(Extracted data entries)

== Segment start ==

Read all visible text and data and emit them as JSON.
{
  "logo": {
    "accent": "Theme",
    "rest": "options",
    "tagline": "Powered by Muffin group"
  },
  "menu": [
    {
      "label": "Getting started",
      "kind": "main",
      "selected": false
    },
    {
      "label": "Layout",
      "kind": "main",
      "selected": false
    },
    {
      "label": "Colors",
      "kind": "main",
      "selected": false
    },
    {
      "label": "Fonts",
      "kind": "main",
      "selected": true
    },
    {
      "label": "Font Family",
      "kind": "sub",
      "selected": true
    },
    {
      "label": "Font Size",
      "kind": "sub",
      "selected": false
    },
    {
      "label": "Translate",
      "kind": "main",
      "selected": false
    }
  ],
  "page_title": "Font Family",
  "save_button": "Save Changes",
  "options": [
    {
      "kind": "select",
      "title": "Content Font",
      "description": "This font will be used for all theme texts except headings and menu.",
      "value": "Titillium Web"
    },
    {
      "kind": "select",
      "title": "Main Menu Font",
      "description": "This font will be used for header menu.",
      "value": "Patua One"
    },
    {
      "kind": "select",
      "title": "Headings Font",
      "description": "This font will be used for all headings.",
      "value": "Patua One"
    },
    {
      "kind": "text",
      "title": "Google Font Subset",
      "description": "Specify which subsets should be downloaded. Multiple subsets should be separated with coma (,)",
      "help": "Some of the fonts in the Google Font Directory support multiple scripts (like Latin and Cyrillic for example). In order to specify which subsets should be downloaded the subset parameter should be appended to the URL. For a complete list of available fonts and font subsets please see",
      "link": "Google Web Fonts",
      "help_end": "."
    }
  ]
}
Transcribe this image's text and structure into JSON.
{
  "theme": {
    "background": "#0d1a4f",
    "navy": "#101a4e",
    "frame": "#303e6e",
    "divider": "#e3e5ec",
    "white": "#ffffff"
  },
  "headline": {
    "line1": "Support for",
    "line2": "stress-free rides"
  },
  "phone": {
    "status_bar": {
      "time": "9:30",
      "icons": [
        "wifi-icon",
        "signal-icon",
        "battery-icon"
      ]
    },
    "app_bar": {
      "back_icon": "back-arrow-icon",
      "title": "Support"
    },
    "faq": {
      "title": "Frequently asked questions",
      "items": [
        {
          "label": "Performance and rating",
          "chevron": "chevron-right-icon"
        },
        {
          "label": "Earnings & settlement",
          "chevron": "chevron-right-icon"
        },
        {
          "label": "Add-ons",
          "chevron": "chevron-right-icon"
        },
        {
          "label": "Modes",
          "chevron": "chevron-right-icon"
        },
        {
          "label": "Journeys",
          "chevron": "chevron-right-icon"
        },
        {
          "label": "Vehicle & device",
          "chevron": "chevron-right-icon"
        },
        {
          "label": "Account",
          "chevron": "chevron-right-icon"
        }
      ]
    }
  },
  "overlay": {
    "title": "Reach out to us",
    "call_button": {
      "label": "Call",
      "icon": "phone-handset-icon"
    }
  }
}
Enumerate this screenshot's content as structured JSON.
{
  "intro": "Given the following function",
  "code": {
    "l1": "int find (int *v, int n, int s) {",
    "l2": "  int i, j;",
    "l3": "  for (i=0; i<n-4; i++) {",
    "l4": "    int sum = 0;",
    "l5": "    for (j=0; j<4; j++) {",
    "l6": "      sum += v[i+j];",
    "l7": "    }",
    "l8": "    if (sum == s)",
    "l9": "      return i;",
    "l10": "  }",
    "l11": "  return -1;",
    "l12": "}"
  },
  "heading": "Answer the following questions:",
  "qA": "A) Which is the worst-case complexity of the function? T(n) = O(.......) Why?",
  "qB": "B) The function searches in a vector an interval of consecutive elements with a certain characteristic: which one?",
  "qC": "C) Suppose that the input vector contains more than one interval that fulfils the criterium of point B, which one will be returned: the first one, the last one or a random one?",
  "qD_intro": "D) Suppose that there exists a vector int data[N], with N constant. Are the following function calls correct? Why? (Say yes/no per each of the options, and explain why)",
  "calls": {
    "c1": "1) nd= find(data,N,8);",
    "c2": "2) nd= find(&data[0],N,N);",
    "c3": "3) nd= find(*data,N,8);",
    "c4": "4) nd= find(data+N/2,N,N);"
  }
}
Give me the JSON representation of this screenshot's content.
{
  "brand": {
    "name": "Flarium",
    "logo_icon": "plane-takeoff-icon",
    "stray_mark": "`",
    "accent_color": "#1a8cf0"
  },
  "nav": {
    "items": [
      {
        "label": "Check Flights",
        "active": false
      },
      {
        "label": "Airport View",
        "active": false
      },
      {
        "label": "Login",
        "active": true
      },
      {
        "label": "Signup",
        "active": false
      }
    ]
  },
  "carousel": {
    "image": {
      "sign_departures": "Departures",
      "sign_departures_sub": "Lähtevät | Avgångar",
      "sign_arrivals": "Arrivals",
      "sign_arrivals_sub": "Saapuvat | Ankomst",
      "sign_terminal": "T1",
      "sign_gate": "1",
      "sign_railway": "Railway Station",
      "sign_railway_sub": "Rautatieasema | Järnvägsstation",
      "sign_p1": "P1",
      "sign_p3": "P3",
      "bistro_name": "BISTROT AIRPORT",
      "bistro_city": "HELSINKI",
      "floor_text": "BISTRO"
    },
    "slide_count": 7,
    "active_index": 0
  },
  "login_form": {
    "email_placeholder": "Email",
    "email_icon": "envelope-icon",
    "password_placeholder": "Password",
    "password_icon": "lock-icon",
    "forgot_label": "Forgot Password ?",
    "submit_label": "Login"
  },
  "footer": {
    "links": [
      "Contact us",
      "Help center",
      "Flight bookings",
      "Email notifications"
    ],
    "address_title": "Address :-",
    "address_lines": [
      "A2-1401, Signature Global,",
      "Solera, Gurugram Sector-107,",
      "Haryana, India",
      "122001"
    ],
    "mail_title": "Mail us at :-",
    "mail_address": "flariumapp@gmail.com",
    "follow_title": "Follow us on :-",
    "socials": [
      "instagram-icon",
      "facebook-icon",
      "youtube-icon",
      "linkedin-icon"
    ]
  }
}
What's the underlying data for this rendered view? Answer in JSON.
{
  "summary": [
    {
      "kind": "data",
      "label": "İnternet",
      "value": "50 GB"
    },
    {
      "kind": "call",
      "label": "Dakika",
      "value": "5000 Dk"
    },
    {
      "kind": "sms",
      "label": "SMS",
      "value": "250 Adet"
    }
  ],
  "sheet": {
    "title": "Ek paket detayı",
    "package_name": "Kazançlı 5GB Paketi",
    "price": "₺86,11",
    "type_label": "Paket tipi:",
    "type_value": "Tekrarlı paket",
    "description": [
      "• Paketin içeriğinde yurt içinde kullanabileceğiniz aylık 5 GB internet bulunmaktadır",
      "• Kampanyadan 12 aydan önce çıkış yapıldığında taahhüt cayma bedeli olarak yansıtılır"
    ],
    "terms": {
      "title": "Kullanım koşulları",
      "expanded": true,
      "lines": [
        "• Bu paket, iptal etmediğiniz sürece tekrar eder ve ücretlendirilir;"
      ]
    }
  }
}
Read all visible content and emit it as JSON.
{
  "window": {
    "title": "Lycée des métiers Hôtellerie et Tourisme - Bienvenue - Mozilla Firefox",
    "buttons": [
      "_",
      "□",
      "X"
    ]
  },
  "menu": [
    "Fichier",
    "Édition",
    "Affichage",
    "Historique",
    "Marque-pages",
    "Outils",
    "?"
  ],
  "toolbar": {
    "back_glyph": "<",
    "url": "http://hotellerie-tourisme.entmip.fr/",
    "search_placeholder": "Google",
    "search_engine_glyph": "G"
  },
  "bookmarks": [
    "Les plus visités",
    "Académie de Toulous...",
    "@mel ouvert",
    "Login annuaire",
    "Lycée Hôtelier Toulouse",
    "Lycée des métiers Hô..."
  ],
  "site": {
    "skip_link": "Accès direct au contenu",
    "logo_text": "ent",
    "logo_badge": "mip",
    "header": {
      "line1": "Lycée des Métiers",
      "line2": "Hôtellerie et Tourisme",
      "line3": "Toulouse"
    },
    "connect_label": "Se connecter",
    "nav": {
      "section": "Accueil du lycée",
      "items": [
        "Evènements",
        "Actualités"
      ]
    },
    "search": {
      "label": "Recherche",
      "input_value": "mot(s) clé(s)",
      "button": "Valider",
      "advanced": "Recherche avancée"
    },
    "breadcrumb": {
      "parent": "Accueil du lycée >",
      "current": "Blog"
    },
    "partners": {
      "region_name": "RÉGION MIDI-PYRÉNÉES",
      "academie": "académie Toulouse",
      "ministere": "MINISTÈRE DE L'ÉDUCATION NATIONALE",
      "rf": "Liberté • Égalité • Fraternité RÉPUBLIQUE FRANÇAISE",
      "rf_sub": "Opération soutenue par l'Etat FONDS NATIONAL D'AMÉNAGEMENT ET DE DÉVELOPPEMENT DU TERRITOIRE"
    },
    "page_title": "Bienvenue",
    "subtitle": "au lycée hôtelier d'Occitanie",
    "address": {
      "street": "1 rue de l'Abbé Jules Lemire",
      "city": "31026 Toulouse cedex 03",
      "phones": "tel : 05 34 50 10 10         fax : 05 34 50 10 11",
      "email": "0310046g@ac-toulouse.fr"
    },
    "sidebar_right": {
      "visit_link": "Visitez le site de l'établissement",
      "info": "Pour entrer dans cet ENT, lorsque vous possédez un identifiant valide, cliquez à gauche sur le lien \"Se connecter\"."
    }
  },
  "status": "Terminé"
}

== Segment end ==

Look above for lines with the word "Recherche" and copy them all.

      "label": "Recherche",
      "advanced": "Recherche avancée"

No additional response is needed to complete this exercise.